“The Rocks”

The fantastical colours of the Milky Way over New Zealand's coast. (Photo: Rachel Roberts)The fantastical colours of the Milky Way over New Zealand’s coast. (Photo: Rachel Roberts)

You’d be forgiven if you thought this shot came from some artwork in a laser tag arena from the 1980s. In this photograph, the Milky Way forms an extreme half-halo over Motukiekie, the western coast of New Zealand’s South Island. It silhouettes the sea stacks and reefs along the coast.

“Starlit Needle”

A rock pillar, the Milky Way behind it. (Photo: Spencer Welling)A rock pillar, the Milky Way behind it. (Photo: Spencer Welling)

Photographer Spencer Welling captured this alien view of a rock formation silhouetted by the Milky Way near Hanksville, Utah. Utah is peppered with such strange rocks, hewn from millions of years of erosion and other geological processes. “On clear, moonless nights, the stars shine bright enough to cast perceptible shadows on the ground, as they did on this night when I was standing below the Needle,” Welling told Capture the Atlas. Just wow.

“The Milky Way Arching Over the Pinnacles Desert”

The Milky Way arching over rocks in the Australian desert. (Photo: Trevor Dobson)The Milky Way arching over rocks in the Australian desert. (Photo: Trevor Dobson)

You may be noticing a particular theme at this point: terrestrial structures framed by the arc of our galaxy’s cross-section. Earth is 27,000 light-years from the galactic core, which is roughly in the middle of the arc we see from here. That means what we see of the galaxy is across its disc, which in panoramic photos is bent into an arc. It makes for great framing for astrophotographers, as was the case here: upright limestones in Australia’s Nambung National Park seem totemic — almost mystical — under the twinkling lights of the galaxy.
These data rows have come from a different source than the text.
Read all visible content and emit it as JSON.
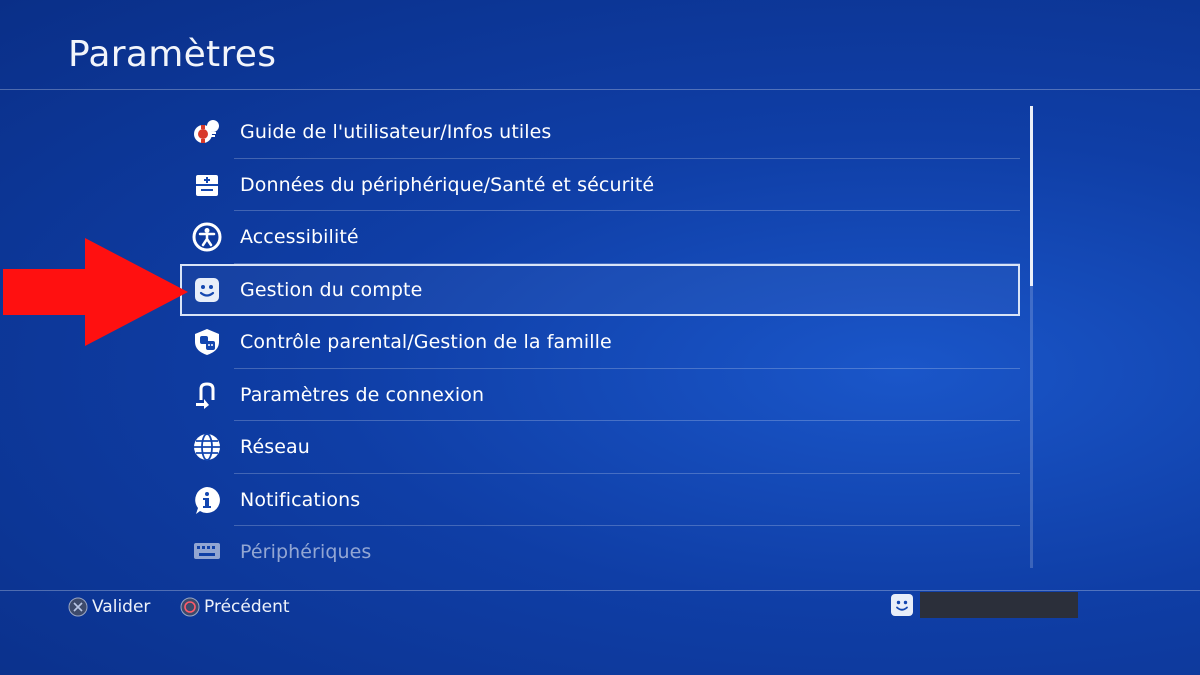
{
  "header": {
    "title": "Paramètres"
  },
  "menu": {
    "items": [
      {
        "label": "Guide de l'utilisateur/Infos utiles",
        "icon": "user-guide-icon"
      },
      {
        "label": "Données du périphérique/Santé et sécurité",
        "icon": "device-health-icon"
      },
      {
        "label": "Accessibilité",
        "icon": "accessibility-icon"
      },
      {
        "label": "Gestion du compte",
        "icon": "account-face-icon",
        "selected": true
      },
      {
        "label": "Contrôle parental/Gestion de la famille",
        "icon": "parental-control-icon"
      },
      {
        "label": "Paramètres de connexion",
        "icon": "login-settings-icon"
      },
      {
        "label": "Réseau",
        "icon": "globe-icon"
      },
      {
        "label": "Notifications",
        "icon": "info-bubble-icon"
      },
      {
        "label": "Périphériques",
        "icon": "keyboard-icon"
      }
    ]
  },
  "footer": {
    "confirm_label": "Valider",
    "back_label": "Précédent"
  },
  "colors": {
    "background": "#0f3ea6",
    "highlight_arrow": "#ff1010"
  }
}
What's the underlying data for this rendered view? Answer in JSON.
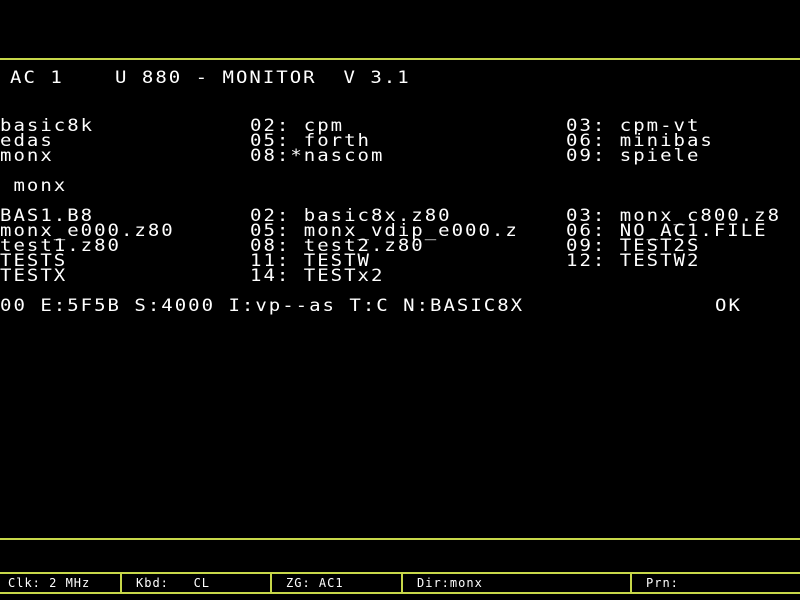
{
  "accent_color": "#c8d84a",
  "header": {
    "left": "AC 1",
    "center": "U 880 - MONITOR  V 3.1"
  },
  "lines": {
    "l1": {
      "c1": "basic8k",
      "c2": "02: cpm",
      "c3": "03: cpm-vt"
    },
    "l2": {
      "c1": "edas",
      "c2": "05: forth",
      "c3": "06: minibas"
    },
    "l3": {
      "c1": "monx",
      "c2": "08:*nascom",
      "c3": "09: spiele"
    },
    "l4": {
      "c1": " monx"
    },
    "l5": {
      "c1": "BAS1.B8",
      "c2": "02: basic8x.z80",
      "c3": "03: monx_c800.z8"
    },
    "l6": {
      "c1": "monx_e000.z80",
      "c2": "05: monx_vdip_e000.z",
      "c3": "06: NO_AC1.FILE"
    },
    "l7": {
      "c1": "test1.z80",
      "c2": "08: test2.z80",
      "c3": "09: TEST2S"
    },
    "l8": {
      "c1": "TESTS",
      "c2": "11: TESTW",
      "c3": "12: TESTW2"
    },
    "l9": {
      "c1": "TESTX",
      "c2": "14: TESTx2"
    },
    "l10": {
      "c1": "00 E:5F5B S:4000 I:vp--as T:C N:BASIC8X",
      "c2": "OK"
    }
  },
  "status_bar": {
    "clk": "Clk: 2 MHz",
    "kbd": "Kbd:   CL",
    "zg": "ZG: AC1",
    "dir": "Dir:monx",
    "prn": "Prn:"
  }
}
“The Salt Road”

A lonely road winding through Chile's Atacama Desert. (Photo: Alexis Trigo)A lonely road winding through Chile’s Atacama Desert. (Photo: Alexis Trigo)

Chile’s Atacama Desert is famous for its clear views of the night sky; that’s why so many telescopes (as well as the largest digital camera ever built) are set up there. This photo captures the loneliness of the Atacama under cover of night, with a winding road through the desert’s rocky reaches mirroring the linear structure of the Milky Way as seen from Earth.
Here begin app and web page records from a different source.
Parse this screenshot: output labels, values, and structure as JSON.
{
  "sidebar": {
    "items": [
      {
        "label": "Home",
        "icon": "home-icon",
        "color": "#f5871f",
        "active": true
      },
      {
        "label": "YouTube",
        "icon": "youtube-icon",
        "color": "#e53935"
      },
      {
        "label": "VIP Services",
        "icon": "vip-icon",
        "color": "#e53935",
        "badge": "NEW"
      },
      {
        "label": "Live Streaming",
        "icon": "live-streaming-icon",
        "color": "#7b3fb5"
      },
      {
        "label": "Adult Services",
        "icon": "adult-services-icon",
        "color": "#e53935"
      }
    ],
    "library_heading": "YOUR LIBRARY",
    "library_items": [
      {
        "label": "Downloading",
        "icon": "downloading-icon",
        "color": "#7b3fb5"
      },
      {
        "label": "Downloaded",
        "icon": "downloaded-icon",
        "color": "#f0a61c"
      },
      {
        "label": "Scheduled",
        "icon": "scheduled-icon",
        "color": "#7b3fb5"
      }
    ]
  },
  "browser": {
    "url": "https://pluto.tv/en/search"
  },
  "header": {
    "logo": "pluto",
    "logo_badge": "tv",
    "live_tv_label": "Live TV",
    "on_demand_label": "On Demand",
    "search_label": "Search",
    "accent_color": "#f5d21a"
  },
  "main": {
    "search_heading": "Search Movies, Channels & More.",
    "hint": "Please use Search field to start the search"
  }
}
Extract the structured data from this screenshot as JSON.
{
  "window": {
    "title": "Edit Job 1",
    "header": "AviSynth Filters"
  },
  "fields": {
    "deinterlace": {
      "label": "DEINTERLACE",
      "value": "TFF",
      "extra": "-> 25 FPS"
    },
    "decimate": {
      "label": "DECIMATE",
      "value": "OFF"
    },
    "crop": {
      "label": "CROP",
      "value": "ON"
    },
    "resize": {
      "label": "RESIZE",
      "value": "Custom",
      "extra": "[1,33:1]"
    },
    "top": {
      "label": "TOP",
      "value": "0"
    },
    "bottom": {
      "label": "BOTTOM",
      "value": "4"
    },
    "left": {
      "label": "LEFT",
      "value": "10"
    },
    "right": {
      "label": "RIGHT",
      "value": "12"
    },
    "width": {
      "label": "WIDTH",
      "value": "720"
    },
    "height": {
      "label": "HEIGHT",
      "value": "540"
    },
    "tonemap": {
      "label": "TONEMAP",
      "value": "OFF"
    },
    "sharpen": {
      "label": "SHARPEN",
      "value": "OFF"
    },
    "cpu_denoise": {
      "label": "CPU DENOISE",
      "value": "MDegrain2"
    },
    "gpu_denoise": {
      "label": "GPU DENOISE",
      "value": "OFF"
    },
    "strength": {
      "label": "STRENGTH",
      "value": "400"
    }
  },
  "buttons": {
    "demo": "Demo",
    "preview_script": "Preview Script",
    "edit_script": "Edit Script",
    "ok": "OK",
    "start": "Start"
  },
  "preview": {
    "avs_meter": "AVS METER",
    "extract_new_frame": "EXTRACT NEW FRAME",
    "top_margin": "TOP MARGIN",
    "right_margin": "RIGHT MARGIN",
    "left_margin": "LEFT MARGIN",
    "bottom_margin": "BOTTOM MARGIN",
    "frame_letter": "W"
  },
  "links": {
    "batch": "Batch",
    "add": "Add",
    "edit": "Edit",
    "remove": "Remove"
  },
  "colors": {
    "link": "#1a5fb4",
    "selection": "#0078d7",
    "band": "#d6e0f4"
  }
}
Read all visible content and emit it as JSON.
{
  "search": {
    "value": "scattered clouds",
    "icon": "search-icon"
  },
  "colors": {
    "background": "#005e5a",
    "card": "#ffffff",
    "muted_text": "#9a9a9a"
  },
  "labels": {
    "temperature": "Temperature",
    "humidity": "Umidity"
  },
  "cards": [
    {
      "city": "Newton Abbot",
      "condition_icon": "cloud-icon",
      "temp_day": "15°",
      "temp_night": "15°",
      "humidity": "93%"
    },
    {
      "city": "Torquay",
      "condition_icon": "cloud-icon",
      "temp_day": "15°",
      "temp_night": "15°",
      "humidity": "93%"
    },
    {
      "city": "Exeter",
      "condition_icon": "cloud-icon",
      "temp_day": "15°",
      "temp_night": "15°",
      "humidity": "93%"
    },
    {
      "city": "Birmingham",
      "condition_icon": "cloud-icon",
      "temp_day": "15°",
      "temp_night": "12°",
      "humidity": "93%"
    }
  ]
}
“Galactic Kiwi”

A starburst of colour from the Milky Way behind New Zealand's Mount Taranaki. (Photo: Evan McKay)A starburst of colour from the Milky Way behind New Zealand’s Mount Taranaki. (Photo: Evan McKay)

This twilight shot of the Milky Way captures the galaxy in the background of New Zealand’s Mount Taranaki. Capped in snow, the mountain’s peak offers a central vanishing point; a place where the earthly greens and browns converge on the galaxy’s interstellar oranges, pinks, and further up, deep blues. A meteor’s streak across the sky is visible in the top left corner of the photo.

“Secret”

Native American petroglyphs under the Milky Way. (Photo: Marcin Zajac)Native American petroglyphs under the Milky Way. (Photo: Marcin Zajac)

This image shows Native American petroglyphs etched in volcanic rock in Eastern California. The Sierra Nevada Mountains are in the background and create a separation between the petroglyphs’ abstractions and the Milky Way’s diverse colour gradient. The photo is basically the spitting image of wonder: it makes one (at least this writer) ponder how humanity’s relationship with the night sky has changed over the millennia.

“Winter Sky Over the Mountains”

A person before the grand arc of the galaxy. (Photo: Tomáš Slovinskỷ)A person before the grand arc of the galaxy. (Photo: Tomáš Slovinskỷ)

A view of the galaxy from the Low Tatras mountains in Slovakia. This is a self-portrait: the photographer stands silhouetted at centre. The Milky Way is speckled with pinkish reds because a special filter was used on the camera to emphasise hydrogen-alpha nebulae in the galaxy, which are normally invisible to the naked eye. If any image in this slideshow were a movie poster, this would be the one.